Devoted to fun fashions, jewelry, and creating just the “right look” before going out, Tamara as the mother of two sons, enjoyed lavishing her “adopted daughter” with bows and customized t-shirts when Tiffany was a child. When she visited Tiffany at The White House (Tiffany had a staff role in the Bush administration) she eagerly volunteered for the July the 4th preparations donning her red, white and blue attire and giving a ready welcome to visitors as she gave out ice cream treats on the South Lawn.
Sharon knew that she and Tamara would be fast friends back in 1966 when they both worked in Gulf’s credit card department. “When I got on the elevator, she said, ‘I know I’m going to like you, you have as big of hair as I do,’” explained Sharon of Tamara’s infectious joy that saw them through marriages; children; Sharon’s special needs daughter Trina’s many health scares, hospitalization and death at 21; Tamara’s divorce; numerous trips to spend a little money on penny slots; and … shopping.
“She was my shopping cart buddy,” Sharon explained with a laugh. “We liked to shop where they have the grocery carts – Ross, Walmart, Marshalls, and TJ Maxx. You couldn’t compete to see who could get best bargain with her – she won every time. She was like a bargain magnet.”
“I have a lot of friends, but I lost the best friend of my life,” said Sharon. “Tamara was a dear, sweet loving friend who loved people – friends, family, my daughter — unconditionally.”
The Barfield and the Hardwick families along with other friends hope to honor that unconditional generosity with annual gifts to The Rose.
“My inheritance from Aunt Tamara is that I don’t back down. I’m sassy,” said Tiffany. “I’m good to people no matter where they are in their life … just like her. And that’s why I’m so pleased to be partnering with The Rose, because of what they do in the community. They know the importance of early access to care and prevention. And through Tamara’s Way, we want to provide people who are less fortunate with access to care.”
When the initial donation was made to The Rose’s CEO Dorothy Gibbons, stories the family shared with her took her immediately back to the days of founding the nonprofit. She remembered the many women who she had witnessed who waited because of financial or family demands to get a mammogram. And she lamented that a life force “fueled by joy” as Tamara was described would have been lost so soon.
“We still see many women today who put off and find themselves just like Tamara, facing a devastating prognosis,” said Gibbons, who has spent almost 30 years at the helm of the breast health organization that has served nearly a half a million women. “A screening mammogram so often gives annual peace of mind, but it’s also a way to catch this heinous disease early enough to treat it and … give that woman her life back. I mourn with the Hardwicks and Barfields and all those who knew Tamara. And I celebrate that her generosity of spirit will be honored with each mammogram we give because of Tamara’s Way.”

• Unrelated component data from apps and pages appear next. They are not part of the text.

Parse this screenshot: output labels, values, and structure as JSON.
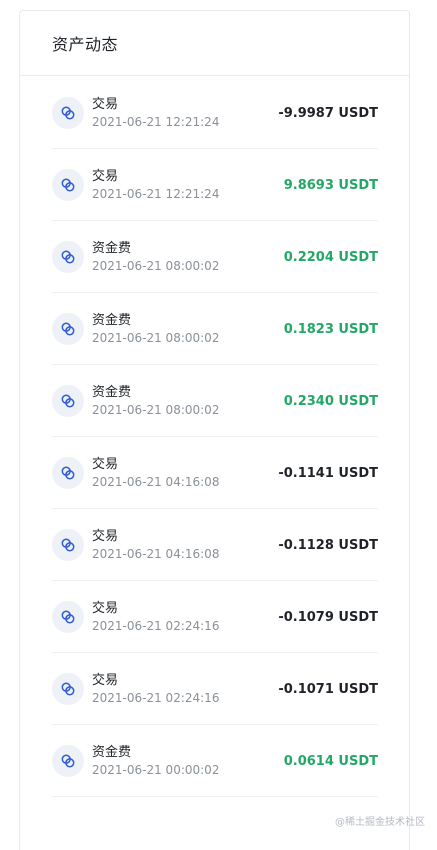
{
  "panel": {
    "title": "资产动态"
  },
  "records": [
    {
      "type": "交易",
      "time": "2021-06-21 12:21:24",
      "amount": "-9.9987 USDT",
      "sign": "neg",
      "icon": "exchange-icon"
    },
    {
      "type": "交易",
      "time": "2021-06-21 12:21:24",
      "amount": "9.8693 USDT",
      "sign": "pos",
      "icon": "exchange-icon"
    },
    {
      "type": "资金费",
      "time": "2021-06-21 08:00:02",
      "amount": "0.2204 USDT",
      "sign": "pos",
      "icon": "exchange-icon"
    },
    {
      "type": "资金费",
      "time": "2021-06-21 08:00:02",
      "amount": "0.1823 USDT",
      "sign": "pos",
      "icon": "exchange-icon"
    },
    {
      "type": "资金费",
      "time": "2021-06-21 08:00:02",
      "amount": "0.2340 USDT",
      "sign": "pos",
      "icon": "exchange-icon"
    },
    {
      "type": "交易",
      "time": "2021-06-21 04:16:08",
      "amount": "-0.1141 USDT",
      "sign": "neg",
      "icon": "exchange-icon"
    },
    {
      "type": "交易",
      "time": "2021-06-21 04:16:08",
      "amount": "-0.1128 USDT",
      "sign": "neg",
      "icon": "exchange-icon"
    },
    {
      "type": "交易",
      "time": "2021-06-21 02:24:16",
      "amount": "-0.1079 USDT",
      "sign": "neg",
      "icon": "exchange-icon"
    },
    {
      "type": "交易",
      "time": "2021-06-21 02:24:16",
      "amount": "-0.1071 USDT",
      "sign": "neg",
      "icon": "exchange-icon"
    },
    {
      "type": "资金费",
      "time": "2021-06-21 00:00:02",
      "amount": "0.0614 USDT",
      "sign": "pos",
      "icon": "exchange-icon"
    }
  ],
  "colors": {
    "positive": "#22a866",
    "negative": "#1f2329",
    "icon_accent": "#2f5bd6"
  },
  "watermark": "@稀土掘金技术社区"
}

Tamara’s Wayis a foundation established in memory of Tamara Hardwick. Tamara was diagnosed at the age of 66, in Houston. She requested that when she passed her family honor her by making sure women had access to preventive care and treatment. Sharon Barfield, Tamara’s best friend for 48 years; Sharon’s daughter Tiffany and husband Gary; along with two of Tamara’s grandchildren and her daughter-in-law Nikki who provided much of Tamara’s caregiving in the two years she fought breast cancer, presented the first check to The Rose — $5000 – in April 2014. For more information, email firstname.lastname@example.org.